-- SUPPLIED MATERIAL follows --

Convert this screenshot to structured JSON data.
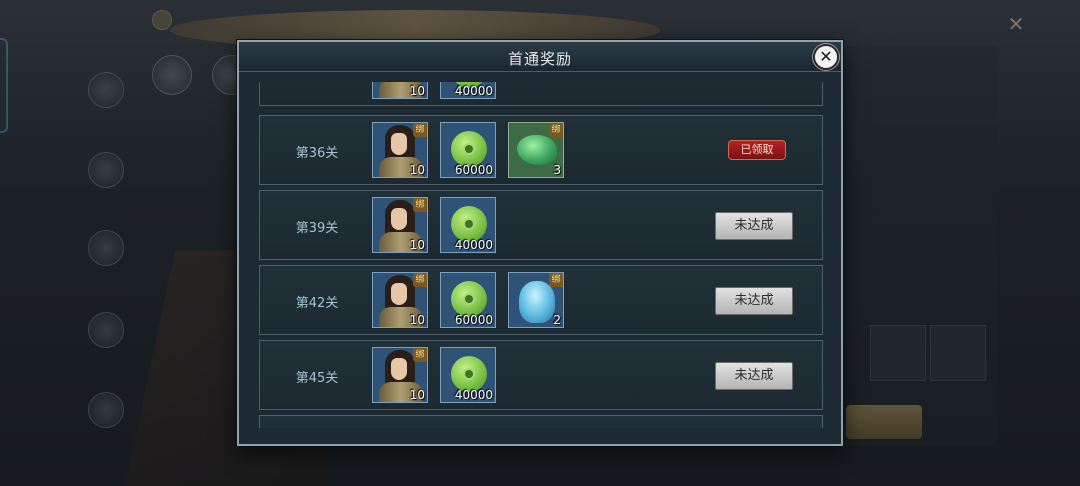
{
  "dialog": {
    "title": "首通奖励"
  },
  "rows": [
    {
      "stage": "",
      "items": [
        {
          "icon": "hero-portrait-icon",
          "count": "10",
          "bound": false
        },
        {
          "icon": "jade-coin-icon",
          "count": "40000",
          "bound": false
        }
      ],
      "status": "",
      "partial": true
    },
    {
      "stage": "第36关",
      "items": [
        {
          "icon": "hero-portrait-icon",
          "count": "10",
          "bound": true
        },
        {
          "icon": "jade-coin-icon",
          "count": "60000",
          "bound": false
        },
        {
          "icon": "jade-stone-icon",
          "count": "3",
          "bound": true
        }
      ],
      "status": "已领取",
      "status_type": "claimed"
    },
    {
      "stage": "第39关",
      "items": [
        {
          "icon": "hero-portrait-icon",
          "count": "10",
          "bound": true
        },
        {
          "icon": "jade-coin-icon",
          "count": "40000",
          "bound": false
        }
      ],
      "status": "未达成",
      "status_type": "unreached"
    },
    {
      "stage": "第42关",
      "items": [
        {
          "icon": "hero-portrait-icon",
          "count": "10",
          "bound": true
        },
        {
          "icon": "jade-coin-icon",
          "count": "60000",
          "bound": false
        },
        {
          "icon": "blue-crystal-icon",
          "count": "2",
          "bound": true
        }
      ],
      "status": "未达成",
      "status_type": "unreached"
    },
    {
      "stage": "第45关",
      "items": [
        {
          "icon": "hero-portrait-icon",
          "count": "10",
          "bound": true
        },
        {
          "icon": "jade-coin-icon",
          "count": "40000",
          "bound": false
        }
      ],
      "status": "未达成",
      "status_type": "unreached"
    }
  ],
  "bind_label": "绑",
  "colors": {
    "claimed": "#b02424",
    "dialog_bg": "#1d2a33",
    "row_border": "#4d606b"
  }
}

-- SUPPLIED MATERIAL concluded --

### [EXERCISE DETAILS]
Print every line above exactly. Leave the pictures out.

### [WRITTEN RESPONSE]
Convert this screenshot to structured JSON data.
{
  "dialog": {
    "title": "首通奖励"
  },
  "rows": [
    {
      "stage": "",
      "items": [
        {
          "icon": "hero-portrait-icon",
          "count": "10",
          "bound": false
        },
        {
          "icon": "jade-coin-icon",
          "count": "40000",
          "bound": false
        }
      ],
      "status": "",
      "partial": true
    },
    {
      "stage": "第36关",
      "items": [
        {
          "icon": "hero-portrait-icon",
          "count": "10",
          "bound": true
        },
        {
          "icon": "jade-coin-icon",
          "count": "60000",
          "bound": false
        },
        {
          "icon": "jade-stone-icon",
          "count": "3",
          "bound": true
        }
      ],
      "status": "已领取",
      "status_type": "claimed"
    },
    {
      "stage": "第39关",
      "items": [
        {
          "icon": "hero-portrait-icon",
          "count": "10",
          "bound": true
        },
        {
          "icon": "jade-coin-icon",
          "count": "40000",
          "bound": false
        }
      ],
      "status": "未达成",
      "status_type": "unreached"
    },
    {
      "stage": "第42关",
      "items": [
        {
          "icon": "hero-portrait-icon",
          "count": "10",
          "bound": true
        },
        {
          "icon": "jade-coin-icon",
          "count": "60000",
          "bound": false
        },
        {
          "icon": "blue-crystal-icon",
          "count": "2",
          "bound": true
        }
      ],
      "status": "未达成",
      "status_type": "unreached"
    },
    {
      "stage": "第45关",
      "items": [
        {
          "icon": "hero-portrait-icon",
          "count": "10",
          "bound": true
        },
        {
          "icon": "jade-coin-icon",
          "count": "40000",
          "bound": false
        }
      ],
      "status": "未达成",
      "status_type": "unreached"
    }
  ],
  "bind_label": "绑",
  "colors": {
    "claimed": "#b02424",
    "dialog_bg": "#1d2a33",
    "row_border": "#4d606b"
  }
}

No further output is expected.